Tag Archives: green certification

The Living Building Challenge

Out of the Way, LEEDS—There’s a New (Green Building) Sheriff in Town

LEEDS was only the beginning. Now, the gauntlet has truly been thrown down. The International Living Building Institute has issued a challenge:

to all design professionals, contractors and building owners to create the foundation for a sustainable future in the fabric of our communities.

to politicians and government officials to remove barriers to systemic change, and to realign incentives and market signals that truly protect the health, safety and welfare of people and all beings.

to all of humanity to reconcile the built environment with the natural environment, into a civilization that creates greater biodiversity, resilience and opportunities for life with each adaptation and development.”

Living Building Challenge Certified: Omega Center for Sustainable Living

Living Building Challenge Certified: Omega Center for Sustainable Living

The Living Building Challenge is currently the most stringent and advanced measure of sustainability, providing a comprehensive set of green practices for building designers, developers and owners.

From avoiding ecologically harmful materials to demonstrating a full year of net-zero energy use, the Living Building Challenge is a tough but inspiring call to action. “A tall order to be sure,” states the organization, but one that has already been met by several projects—and continues to be pursued by many more. Continue reading

What Is Food Alliance Certification?

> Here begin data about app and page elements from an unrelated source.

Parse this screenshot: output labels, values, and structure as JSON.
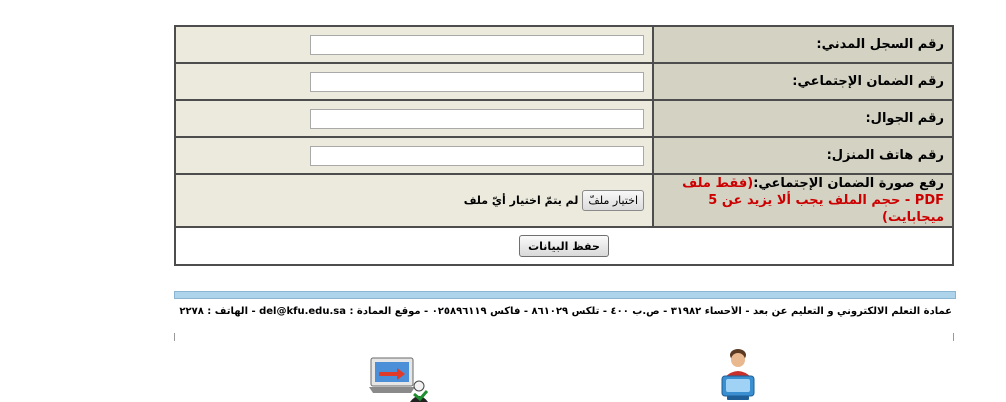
{
  "form": {
    "fields": [
      {
        "label": "رقم السجل المدني:",
        "value": ""
      },
      {
        "label": "رقم الضمان الإجتماعي:",
        "value": ""
      },
      {
        "label": "رقم الجوال:",
        "value": ""
      },
      {
        "label": "رقم هاتف المنزل:",
        "value": ""
      }
    ],
    "upload": {
      "label": "رفع صورة الضمان الإجتماعي:",
      "note": "(فقط ملف PDF - حجم الملف يجب ألا يزيد عن 5 ميجابايت)",
      "button_label": "اختيار ملفّ",
      "status": "لم يتمّ اختيار أيّ ملف"
    },
    "submit_label": "حفظ البيانات"
  },
  "footer": {
    "text": "عمادة التعلم الالكتروني و التعليم عن بعد - الأحساء ٣١٩٨٢ - ص.ب ٤٠٠ - تلكس ٨٦١٠٢٩ - فاكس ٠٢٥٨٩٦١١٩ - موقع العمادة : del@kfu.edu.sa - الهاتف : ٠٠٩٦٦٣٥٨٠٢٢٧٨ - ٠٢٥٨٩٥٦٦٤"
  },
  "icons": {
    "user_icon": "user-at-computer-icon",
    "laptop_icon": "laptop-user-icon"
  }
}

Third-Party Sustainability Certification: Food Alliance Certified

Food Alliance Certification

Food Alliance Certification: Seal of Approval

Food Alliance is an organization that provides third-party certification of sustainable agricultural operations. Farmers, ranchers, food processors and distributors, and other players in the food industry can demonstrate their commitment to socially and ecologically responsible practices by obtaining Food Alliance Certification.

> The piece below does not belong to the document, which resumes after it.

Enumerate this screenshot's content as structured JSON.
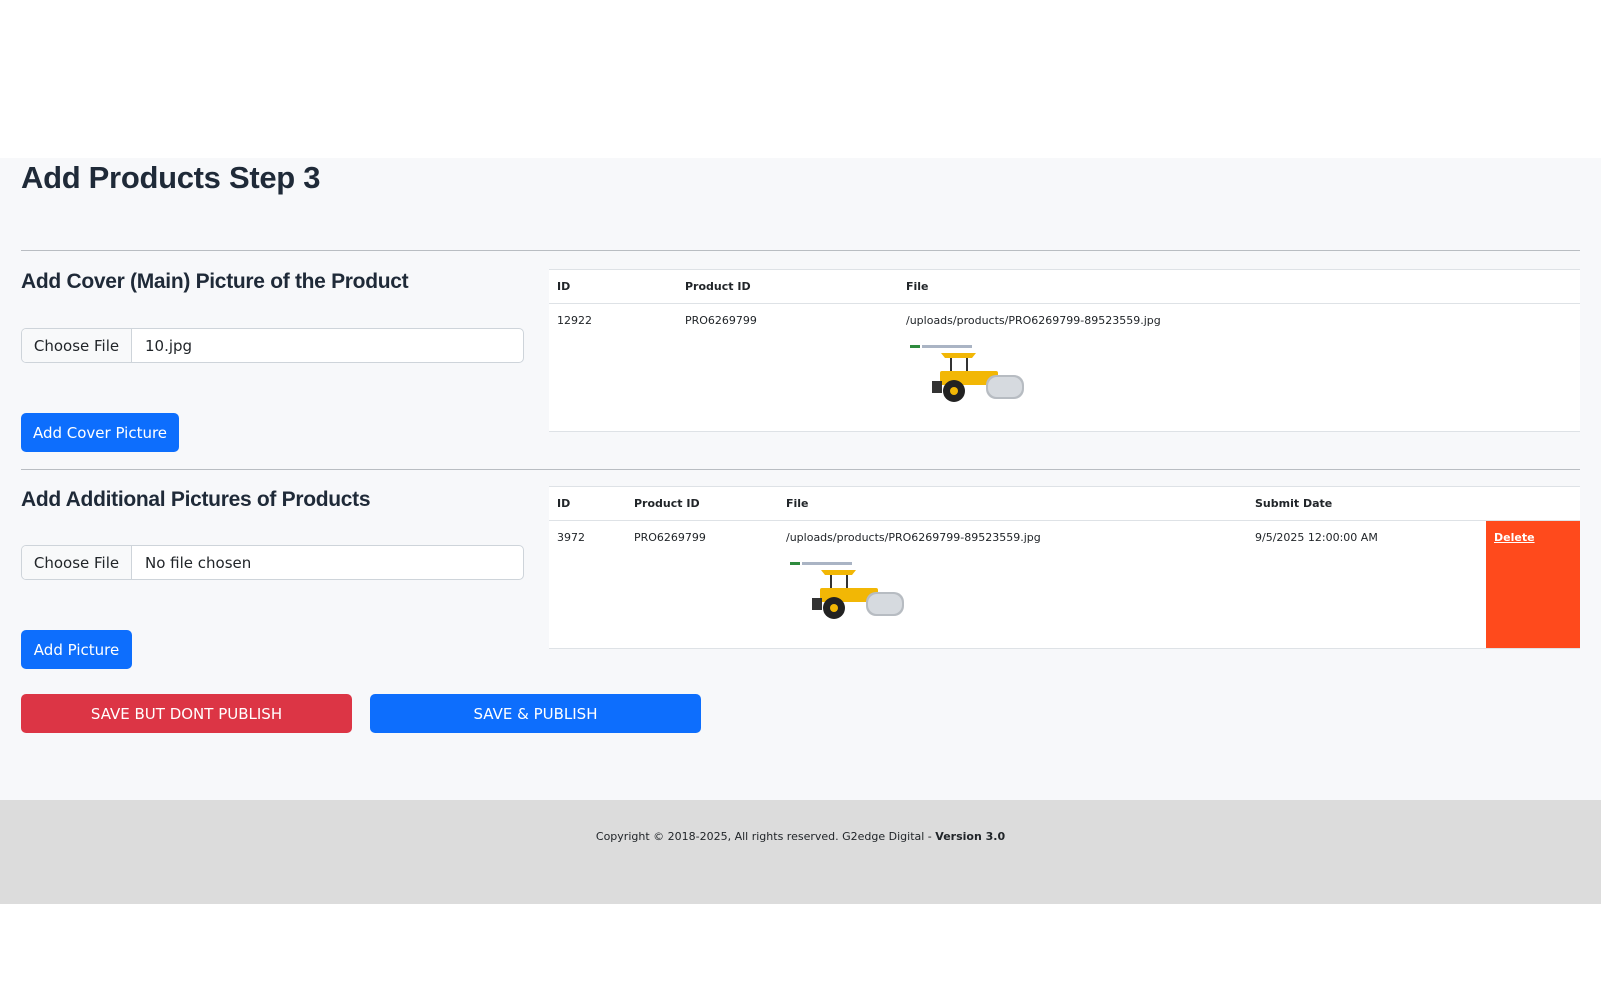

The criteria vary depending on the type of business, but generally they focus on equitable working conditions, land and water conservation, reduced use of toxic materials, protection of wildlife habitat, waste reduction and reuse, and the continual improvement of practices.

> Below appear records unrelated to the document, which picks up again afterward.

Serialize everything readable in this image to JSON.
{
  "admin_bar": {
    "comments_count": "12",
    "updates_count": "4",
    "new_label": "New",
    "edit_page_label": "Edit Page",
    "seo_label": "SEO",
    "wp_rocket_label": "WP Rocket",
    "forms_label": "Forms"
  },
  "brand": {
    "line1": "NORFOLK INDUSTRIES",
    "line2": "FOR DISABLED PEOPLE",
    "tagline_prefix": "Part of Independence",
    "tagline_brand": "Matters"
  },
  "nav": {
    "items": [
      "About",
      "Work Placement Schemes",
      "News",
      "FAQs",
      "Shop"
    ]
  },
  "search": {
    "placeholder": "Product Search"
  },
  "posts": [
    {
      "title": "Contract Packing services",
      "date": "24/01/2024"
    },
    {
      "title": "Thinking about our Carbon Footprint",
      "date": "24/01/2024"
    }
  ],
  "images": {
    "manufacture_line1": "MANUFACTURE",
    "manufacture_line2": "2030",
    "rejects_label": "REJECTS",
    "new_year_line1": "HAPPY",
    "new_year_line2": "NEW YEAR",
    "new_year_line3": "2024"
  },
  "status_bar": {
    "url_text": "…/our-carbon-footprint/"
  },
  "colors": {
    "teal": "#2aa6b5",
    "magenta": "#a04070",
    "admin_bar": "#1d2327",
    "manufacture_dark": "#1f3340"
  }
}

A wide variety of individual food products can also be certified, such as meats, dairy products, fruits, vegetables, and grains, with the requirements that they are humanely raised (in the case of livestock), not genetically modified, not artificially flavored, colored or preserved, and travel along a verifiable supply chain. Continue reading